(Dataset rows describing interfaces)
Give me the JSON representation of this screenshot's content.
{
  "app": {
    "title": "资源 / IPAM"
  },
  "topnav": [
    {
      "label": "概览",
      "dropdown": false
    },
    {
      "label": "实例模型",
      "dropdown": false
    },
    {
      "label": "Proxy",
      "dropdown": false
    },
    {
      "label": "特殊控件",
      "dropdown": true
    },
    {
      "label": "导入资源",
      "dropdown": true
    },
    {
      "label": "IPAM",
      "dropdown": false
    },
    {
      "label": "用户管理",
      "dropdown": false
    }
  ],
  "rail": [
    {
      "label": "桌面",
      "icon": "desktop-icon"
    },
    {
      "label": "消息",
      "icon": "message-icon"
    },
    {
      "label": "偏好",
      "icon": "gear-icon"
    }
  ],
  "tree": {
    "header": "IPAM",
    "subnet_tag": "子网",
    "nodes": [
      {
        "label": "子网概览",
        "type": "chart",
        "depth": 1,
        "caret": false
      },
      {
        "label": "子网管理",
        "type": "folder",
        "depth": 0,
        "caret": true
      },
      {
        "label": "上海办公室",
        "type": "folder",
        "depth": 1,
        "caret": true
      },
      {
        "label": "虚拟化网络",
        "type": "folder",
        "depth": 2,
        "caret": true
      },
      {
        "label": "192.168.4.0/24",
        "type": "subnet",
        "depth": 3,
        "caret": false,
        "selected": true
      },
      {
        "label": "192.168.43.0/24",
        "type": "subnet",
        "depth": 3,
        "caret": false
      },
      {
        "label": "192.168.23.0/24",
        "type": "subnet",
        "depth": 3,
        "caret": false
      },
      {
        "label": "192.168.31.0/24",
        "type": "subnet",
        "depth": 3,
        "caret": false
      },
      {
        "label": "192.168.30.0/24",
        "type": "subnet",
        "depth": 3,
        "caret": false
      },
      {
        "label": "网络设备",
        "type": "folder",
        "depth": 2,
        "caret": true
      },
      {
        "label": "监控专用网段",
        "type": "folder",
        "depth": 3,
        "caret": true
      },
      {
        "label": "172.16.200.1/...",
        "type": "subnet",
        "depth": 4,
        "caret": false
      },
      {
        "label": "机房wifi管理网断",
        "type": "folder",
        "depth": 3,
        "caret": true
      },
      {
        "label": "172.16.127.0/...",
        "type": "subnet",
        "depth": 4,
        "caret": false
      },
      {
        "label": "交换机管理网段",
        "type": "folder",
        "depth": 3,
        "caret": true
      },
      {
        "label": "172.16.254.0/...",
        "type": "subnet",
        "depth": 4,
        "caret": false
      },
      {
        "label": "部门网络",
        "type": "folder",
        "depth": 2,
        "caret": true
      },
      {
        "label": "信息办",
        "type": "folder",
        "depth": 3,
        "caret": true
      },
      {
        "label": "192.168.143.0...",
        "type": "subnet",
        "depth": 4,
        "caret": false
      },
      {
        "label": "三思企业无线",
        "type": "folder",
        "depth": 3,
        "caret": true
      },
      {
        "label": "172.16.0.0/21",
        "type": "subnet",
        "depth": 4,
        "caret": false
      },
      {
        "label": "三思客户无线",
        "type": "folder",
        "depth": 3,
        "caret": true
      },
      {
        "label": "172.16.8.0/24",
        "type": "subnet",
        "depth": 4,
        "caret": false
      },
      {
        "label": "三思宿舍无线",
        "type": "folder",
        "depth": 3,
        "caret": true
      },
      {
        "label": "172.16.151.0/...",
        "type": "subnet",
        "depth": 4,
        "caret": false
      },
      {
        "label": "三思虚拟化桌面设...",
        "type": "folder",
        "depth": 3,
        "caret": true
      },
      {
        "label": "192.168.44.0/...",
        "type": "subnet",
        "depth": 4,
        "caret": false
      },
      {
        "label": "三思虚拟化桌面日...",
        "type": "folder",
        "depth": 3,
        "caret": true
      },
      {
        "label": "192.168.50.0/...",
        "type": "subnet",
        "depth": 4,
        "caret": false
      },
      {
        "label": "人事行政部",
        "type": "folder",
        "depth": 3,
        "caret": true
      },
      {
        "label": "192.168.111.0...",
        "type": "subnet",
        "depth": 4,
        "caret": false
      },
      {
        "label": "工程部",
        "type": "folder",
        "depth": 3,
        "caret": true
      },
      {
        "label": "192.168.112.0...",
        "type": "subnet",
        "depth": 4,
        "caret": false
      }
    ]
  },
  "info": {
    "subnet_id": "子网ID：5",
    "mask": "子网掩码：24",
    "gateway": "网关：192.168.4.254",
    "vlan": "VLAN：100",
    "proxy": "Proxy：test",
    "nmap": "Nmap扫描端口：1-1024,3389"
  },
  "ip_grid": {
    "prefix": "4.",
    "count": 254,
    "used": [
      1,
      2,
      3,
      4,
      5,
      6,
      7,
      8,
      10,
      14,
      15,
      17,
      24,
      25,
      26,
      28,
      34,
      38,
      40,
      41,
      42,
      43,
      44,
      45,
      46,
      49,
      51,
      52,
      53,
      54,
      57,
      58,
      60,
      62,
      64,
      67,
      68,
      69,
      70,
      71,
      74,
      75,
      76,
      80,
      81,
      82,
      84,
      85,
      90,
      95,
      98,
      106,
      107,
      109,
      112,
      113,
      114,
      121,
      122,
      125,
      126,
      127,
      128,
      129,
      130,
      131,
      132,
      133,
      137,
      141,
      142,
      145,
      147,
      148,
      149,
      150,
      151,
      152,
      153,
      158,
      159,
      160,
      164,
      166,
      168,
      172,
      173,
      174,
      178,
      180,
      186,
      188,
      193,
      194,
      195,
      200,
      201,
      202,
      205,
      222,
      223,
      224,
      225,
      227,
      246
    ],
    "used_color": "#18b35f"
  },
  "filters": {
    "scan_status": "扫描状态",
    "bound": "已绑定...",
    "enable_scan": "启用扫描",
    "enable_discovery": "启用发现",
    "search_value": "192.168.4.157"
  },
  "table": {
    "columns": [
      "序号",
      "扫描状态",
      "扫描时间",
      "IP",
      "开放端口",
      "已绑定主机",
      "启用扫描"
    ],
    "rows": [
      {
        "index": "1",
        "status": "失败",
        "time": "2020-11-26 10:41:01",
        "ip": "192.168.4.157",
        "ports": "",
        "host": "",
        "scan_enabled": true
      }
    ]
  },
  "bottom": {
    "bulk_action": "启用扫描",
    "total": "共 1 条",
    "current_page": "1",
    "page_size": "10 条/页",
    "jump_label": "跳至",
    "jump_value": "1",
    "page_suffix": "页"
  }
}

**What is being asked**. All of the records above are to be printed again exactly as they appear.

**Answer to this task**.
Give me the JSON representation of this screenshot's content.
{
  "app": {
    "title": "资源 / IPAM"
  },
  "topnav": [
    {
      "label": "概览",
      "dropdown": false
    },
    {
      "label": "实例模型",
      "dropdown": false
    },
    {
      "label": "Proxy",
      "dropdown": false
    },
    {
      "label": "特殊控件",
      "dropdown": true
    },
    {
      "label": "导入资源",
      "dropdown": true
    },
    {
      "label": "IPAM",
      "dropdown": false
    },
    {
      "label": "用户管理",
      "dropdown": false
    }
  ],
  "rail": [
    {
      "label": "桌面",
      "icon": "desktop-icon"
    },
    {
      "label": "消息",
      "icon": "message-icon"
    },
    {
      "label": "偏好",
      "icon": "gear-icon"
    }
  ],
  "tree": {
    "header": "IPAM",
    "subnet_tag": "子网",
    "nodes": [
      {
        "label": "子网概览",
        "type": "chart",
        "depth": 1,
        "caret": false
      },
      {
        "label": "子网管理",
        "type": "folder",
        "depth": 0,
        "caret": true
      },
      {
        "label": "上海办公室",
        "type": "folder",
        "depth": 1,
        "caret": true
      },
      {
        "label": "虚拟化网络",
        "type": "folder",
        "depth": 2,
        "caret": true
      },
      {
        "label": "192.168.4.0/24",
        "type": "subnet",
        "depth": 3,
        "caret": false,
        "selected": true
      },
      {
        "label": "192.168.43.0/24",
        "type": "subnet",
        "depth": 3,
        "caret": false
      },
      {
        "label": "192.168.23.0/24",
        "type": "subnet",
        "depth": 3,
        "caret": false
      },
      {
        "label": "192.168.31.0/24",
        "type": "subnet",
        "depth": 3,
        "caret": false
      },
      {
        "label": "192.168.30.0/24",
        "type": "subnet",
        "depth": 3,
        "caret": false
      },
      {
        "label": "网络设备",
        "type": "folder",
        "depth": 2,
        "caret": true
      },
      {
        "label": "监控专用网段",
        "type": "folder",
        "depth": 3,
        "caret": true
      },
      {
        "label": "172.16.200.1/...",
        "type": "subnet",
        "depth": 4,
        "caret": false
      },
      {
        "label": "机房wifi管理网断",
        "type": "folder",
        "depth": 3,
        "caret": true
      },
      {
        "label": "172.16.127.0/...",
        "type": "subnet",
        "depth": 4,
        "caret": false
      },
      {
        "label": "交换机管理网段",
        "type": "folder",
        "depth": 3,
        "caret": true
      },
      {
        "label": "172.16.254.0/...",
        "type": "subnet",
        "depth": 4,
        "caret": false
      },
      {
        "label": "部门网络",
        "type": "folder",
        "depth": 2,
        "caret": true
      },
      {
        "label": "信息办",
        "type": "folder",
        "depth": 3,
        "caret": true
      },
      {
        "label": "192.168.143.0...",
        "type": "subnet",
        "depth": 4,
        "caret": false
      },
      {
        "label": "三思企业无线",
        "type": "folder",
        "depth": 3,
        "caret": true
      },
      {
        "label": "172.16.0.0/21",
        "type": "subnet",
        "depth": 4,
        "caret": false
      },
      {
        "label": "三思客户无线",
        "type": "folder",
        "depth": 3,
        "caret": true
      },
      {
        "label": "172.16.8.0/24",
        "type": "subnet",
        "depth": 4,
        "caret": false
      },
      {
        "label": "三思宿舍无线",
        "type": "folder",
        "depth": 3,
        "caret": true
      },
      {
        "label": "172.16.151.0/...",
        "type": "subnet",
        "depth": 4,
        "caret": false
      },
      {
        "label": "三思虚拟化桌面设...",
        "type": "folder",
        "depth": 3,
        "caret": true
      },
      {
        "label": "192.168.44.0/...",
        "type": "subnet",
        "depth": 4,
        "caret": false
      },
      {
        "label": "三思虚拟化桌面日...",
        "type": "folder",
        "depth": 3,
        "caret": true
      },
      {
        "label": "192.168.50.0/...",
        "type": "subnet",
        "depth": 4,
        "caret": false
      },
      {
        "label": "人事行政部",
        "type": "folder",
        "depth": 3,
        "caret": true
      },
      {
        "label": "192.168.111.0...",
        "type": "subnet",
        "depth": 4,
        "caret": false
      },
      {
        "label": "工程部",
        "type": "folder",
        "depth": 3,
        "caret": true
      },
      {
        "label": "192.168.112.0...",
        "type": "subnet",
        "depth": 4,
        "caret": false
      }
    ]
  },
  "info": {
    "subnet_id": "子网ID：5",
    "mask": "子网掩码：24",
    "gateway": "网关：192.168.4.254",
    "vlan": "VLAN：100",
    "proxy": "Proxy：test",
    "nmap": "Nmap扫描端口：1-1024,3389"
  },
  "ip_grid": {
    "prefix": "4.",
    "count": 254,
    "used": [
      1,
      2,
      3,
      4,
      5,
      6,
      7,
      8,
      10,
      14,
      15,
      17,
      24,
      25,
      26,
      28,
      34,
      38,
      40,
      41,
      42,
      43,
      44,
      45,
      46,
      49,
      51,
      52,
      53,
      54,
      57,
      58,
      60,
      62,
      64,
      67,
      68,
      69,
      70,
      71,
      74,
      75,
      76,
      80,
      81,
      82,
      84,
      85,
      90,
      95,
      98,
      106,
      107,
      109,
      112,
      113,
      114,
      121,
      122,
      125,
      126,
      127,
      128,
      129,
      130,
      131,
      132,
      133,
      137,
      141,
      142,
      145,
      147,
      148,
      149,
      150,
      151,
      152,
      153,
      158,
      159,
      160,
      164,
      166,
      168,
      172,
      173,
      174,
      178,
      180,
      186,
      188,
      193,
      194,
      195,
      200,
      201,
      202,
      205,
      222,
      223,
      224,
      225,
      227,
      246
    ],
    "used_color": "#18b35f"
  },
  "filters": {
    "scan_status": "扫描状态",
    "bound": "已绑定...",
    "enable_scan": "启用扫描",
    "enable_discovery": "启用发现",
    "search_value": "192.168.4.157"
  },
  "table": {
    "columns": [
      "序号",
      "扫描状态",
      "扫描时间",
      "IP",
      "开放端口",
      "已绑定主机",
      "启用扫描"
    ],
    "rows": [
      {
        "index": "1",
        "status": "失败",
        "time": "2020-11-26 10:41:01",
        "ip": "192.168.4.157",
        "ports": "",
        "host": "",
        "scan_enabled": true
      }
    ]
  },
  "bottom": {
    "bulk_action": "启用扫描",
    "total": "共 1 条",
    "current_page": "1",
    "page_size": "10 条/页",
    "jump_label": "跳至",
    "jump_value": "1",
    "page_suffix": "页"
  }
}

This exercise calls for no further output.